This time last year, Matt Corral was a dazzling Ole Miss quarterback who could be turnover-prone on occasion.
Now he's just the dazzling part.
The 6-foot-1, 205-pound redshirt junior for the No. 13 Rebels enters Saturday night's intriguing matchup against Tennessee inside a sold-out Neyland Stadium having yet to throw an interception this season in 146 passes. He is the lone Southeastern Conference starting quarterback yet to be intercepted after having the dubious distinction of leading the league in that category last year with 14.
"I think it's just year one to year two as a quarterback in a system," Tennessee coach Josh Heupel said Thursday in a news conference. "He's continuing to grow as a decision maker, and that's in part him and in part the guys who are around him, too. They continue to grow and evolve as an offensive unit, and he's just a great playmaker who does a good job of taking care of the football.
"We've got to apply pressure to him, and we've also got to bottle him up in the pocket. You let him get loose, and he'll hurt you with his feet, but he hurts you with his arm first."
One week after nearly leading the Rebels to an upset of eventual national champion Alabama last season, Corral was intercepted a staggering six times in a loss at Arkansas. It was not an unfamiliar scene for Ole Miss coach Lane Kiffin.
In Kiffin's one season as Tennessee's coach in 2009, quarterback Jonathan Crompton was intercepted three times and sacked three times during a 19-15 loss to visiting UCLA in the second game. Crompton would later lead the Volunteers to resounding victories over Georgia and South Carolina and nearly knocked off an Alabama team on its way to Nick Saban's first of six national crowns with the Crimson Tide, with Crompton throwing just two interceptions in those three contests.
"Matt really has matured," Kiffin said. "I think having a spring with him has done a lot, and hopefully that continues. Over the course of the year, you have games that people learn from. You go back to Jonathan Crompton against UCLA, and that's like the flashback to Arkansas a year ago.
"Obviously we didn't have Jonathan for a second year, but the growth between year one and year two can be huge in those situations so those games don't hopefully happen again."

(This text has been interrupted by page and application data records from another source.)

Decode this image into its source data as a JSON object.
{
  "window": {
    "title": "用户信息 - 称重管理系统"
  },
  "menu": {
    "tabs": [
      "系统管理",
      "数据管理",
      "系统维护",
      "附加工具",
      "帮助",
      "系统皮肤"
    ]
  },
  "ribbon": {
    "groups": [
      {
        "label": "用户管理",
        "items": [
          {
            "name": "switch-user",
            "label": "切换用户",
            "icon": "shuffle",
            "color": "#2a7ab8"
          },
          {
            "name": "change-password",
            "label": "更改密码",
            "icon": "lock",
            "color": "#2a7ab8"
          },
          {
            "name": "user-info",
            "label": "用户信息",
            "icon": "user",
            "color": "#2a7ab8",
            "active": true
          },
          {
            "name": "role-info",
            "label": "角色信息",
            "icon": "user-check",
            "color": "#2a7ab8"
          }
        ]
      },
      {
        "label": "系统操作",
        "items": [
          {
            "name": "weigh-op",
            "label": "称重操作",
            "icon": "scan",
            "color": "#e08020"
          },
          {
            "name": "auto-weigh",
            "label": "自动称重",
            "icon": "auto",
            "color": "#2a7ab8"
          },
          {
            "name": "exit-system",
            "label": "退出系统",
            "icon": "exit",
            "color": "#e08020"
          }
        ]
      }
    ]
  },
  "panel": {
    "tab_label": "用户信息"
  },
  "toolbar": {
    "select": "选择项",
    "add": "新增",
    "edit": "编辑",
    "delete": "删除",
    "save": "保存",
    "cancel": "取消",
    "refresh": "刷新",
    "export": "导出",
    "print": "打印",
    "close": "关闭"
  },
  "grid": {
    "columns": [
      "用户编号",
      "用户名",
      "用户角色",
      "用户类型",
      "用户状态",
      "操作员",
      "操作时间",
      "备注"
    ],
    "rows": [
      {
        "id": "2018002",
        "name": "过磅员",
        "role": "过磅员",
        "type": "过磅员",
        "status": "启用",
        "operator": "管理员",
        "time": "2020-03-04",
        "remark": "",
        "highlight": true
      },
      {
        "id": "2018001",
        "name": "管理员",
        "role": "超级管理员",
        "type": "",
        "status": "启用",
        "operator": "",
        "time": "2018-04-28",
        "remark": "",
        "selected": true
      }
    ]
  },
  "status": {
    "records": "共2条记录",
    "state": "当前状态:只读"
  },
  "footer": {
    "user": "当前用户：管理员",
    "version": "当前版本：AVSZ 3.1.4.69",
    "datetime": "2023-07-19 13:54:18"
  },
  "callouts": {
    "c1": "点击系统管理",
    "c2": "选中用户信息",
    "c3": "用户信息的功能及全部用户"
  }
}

Corral will head to Knoxville having completed 101 of 146 passes (69.2%) for 1,497 yards with 12 touchdowns. His completion percentage and yards per game are down from a year ago, but staying away from interceptions has resulted in a higher overall efficiency rating this time around.

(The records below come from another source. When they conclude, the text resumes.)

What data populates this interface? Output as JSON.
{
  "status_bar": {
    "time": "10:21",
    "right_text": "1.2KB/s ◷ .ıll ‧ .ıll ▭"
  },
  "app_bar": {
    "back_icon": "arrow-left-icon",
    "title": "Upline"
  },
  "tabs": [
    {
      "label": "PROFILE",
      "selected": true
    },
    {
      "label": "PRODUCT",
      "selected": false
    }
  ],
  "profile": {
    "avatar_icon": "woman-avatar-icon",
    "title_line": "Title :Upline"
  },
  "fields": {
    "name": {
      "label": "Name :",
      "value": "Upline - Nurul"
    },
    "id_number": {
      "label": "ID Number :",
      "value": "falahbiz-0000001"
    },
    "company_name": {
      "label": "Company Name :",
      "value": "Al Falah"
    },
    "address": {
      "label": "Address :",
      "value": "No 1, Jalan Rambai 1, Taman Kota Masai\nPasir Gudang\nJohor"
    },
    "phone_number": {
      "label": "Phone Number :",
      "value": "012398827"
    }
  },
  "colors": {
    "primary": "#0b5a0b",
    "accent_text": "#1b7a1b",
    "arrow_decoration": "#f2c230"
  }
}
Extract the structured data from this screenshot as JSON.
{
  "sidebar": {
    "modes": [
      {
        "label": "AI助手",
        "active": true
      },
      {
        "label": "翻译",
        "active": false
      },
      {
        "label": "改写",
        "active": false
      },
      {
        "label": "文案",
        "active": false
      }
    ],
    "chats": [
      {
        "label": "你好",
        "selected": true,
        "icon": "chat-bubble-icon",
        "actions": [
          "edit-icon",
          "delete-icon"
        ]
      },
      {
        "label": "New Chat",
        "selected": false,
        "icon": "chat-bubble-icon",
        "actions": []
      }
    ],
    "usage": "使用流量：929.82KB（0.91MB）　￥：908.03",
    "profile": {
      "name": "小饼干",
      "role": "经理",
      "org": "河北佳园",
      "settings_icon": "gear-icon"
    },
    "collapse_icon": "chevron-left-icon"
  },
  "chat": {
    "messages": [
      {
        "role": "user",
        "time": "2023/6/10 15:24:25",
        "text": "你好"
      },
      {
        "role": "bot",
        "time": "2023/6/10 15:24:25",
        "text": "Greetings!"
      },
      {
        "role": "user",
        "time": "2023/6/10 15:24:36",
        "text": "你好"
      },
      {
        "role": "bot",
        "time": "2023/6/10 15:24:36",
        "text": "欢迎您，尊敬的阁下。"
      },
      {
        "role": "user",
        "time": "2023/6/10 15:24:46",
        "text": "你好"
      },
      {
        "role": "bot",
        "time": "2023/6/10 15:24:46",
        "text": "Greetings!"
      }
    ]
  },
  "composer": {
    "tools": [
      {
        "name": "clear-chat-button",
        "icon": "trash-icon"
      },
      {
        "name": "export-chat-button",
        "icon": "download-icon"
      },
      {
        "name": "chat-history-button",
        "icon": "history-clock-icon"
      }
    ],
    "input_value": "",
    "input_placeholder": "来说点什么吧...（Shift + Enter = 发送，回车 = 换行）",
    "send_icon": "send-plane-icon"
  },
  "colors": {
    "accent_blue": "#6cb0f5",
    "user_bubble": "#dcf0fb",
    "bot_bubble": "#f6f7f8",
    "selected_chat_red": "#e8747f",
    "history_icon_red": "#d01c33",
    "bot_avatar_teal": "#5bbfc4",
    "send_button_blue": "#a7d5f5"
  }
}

Tennessee is being presented a third opportunity this season against a quarterback who can be effective both throwing and running, having come up empty the first two times.
In the 41-34 home loss to Pittsburgh on Sept. 11, veteran Panthers quarterback Kenny Pickett completed 24 of 36 passes for 285 yards and two touchdowns. Pickett was able to escape from the pocket on several occasions before throwing, and he wound up with a 13-yard run and a 1-yard touchdown run.
The Vols struggled even more two weeks later against Florida's Emory Jones during the 38-14 setback in Gainesville. Jones completed 21 of 27 attempts for 209 yards and two scores while also rushing 15 times for 144 yards with a long of 49.
Corral has eight touchdown runs this season, with half of those coming in a 61-21 thrashing of Tulane on Sept. 18.
"You still have to rush him," Heupel said. "You just have to maintain rush integrity. We've given quarterbacks the opportunity to get out and extend and make plays.
"We can't do that on Saturday night."
Update on Evans
Tennessee junior running back Tiyon Evans has been one of the team's top surprises, ranking fifth in the SEC with 486 yards on 73 carries (6.66 per carry) and six touchdowns. He rushed 16 times for 119 yards and a score in last week's 45-20 thumping of South Carolina but had to leave the game midway through the third quarter due to an ankle injury.
"Early in the week, we didn't know what his availability would be," Heupel said. "As the week has gone on, he's been able to get more work. Ultimately, we make those decisions Friday."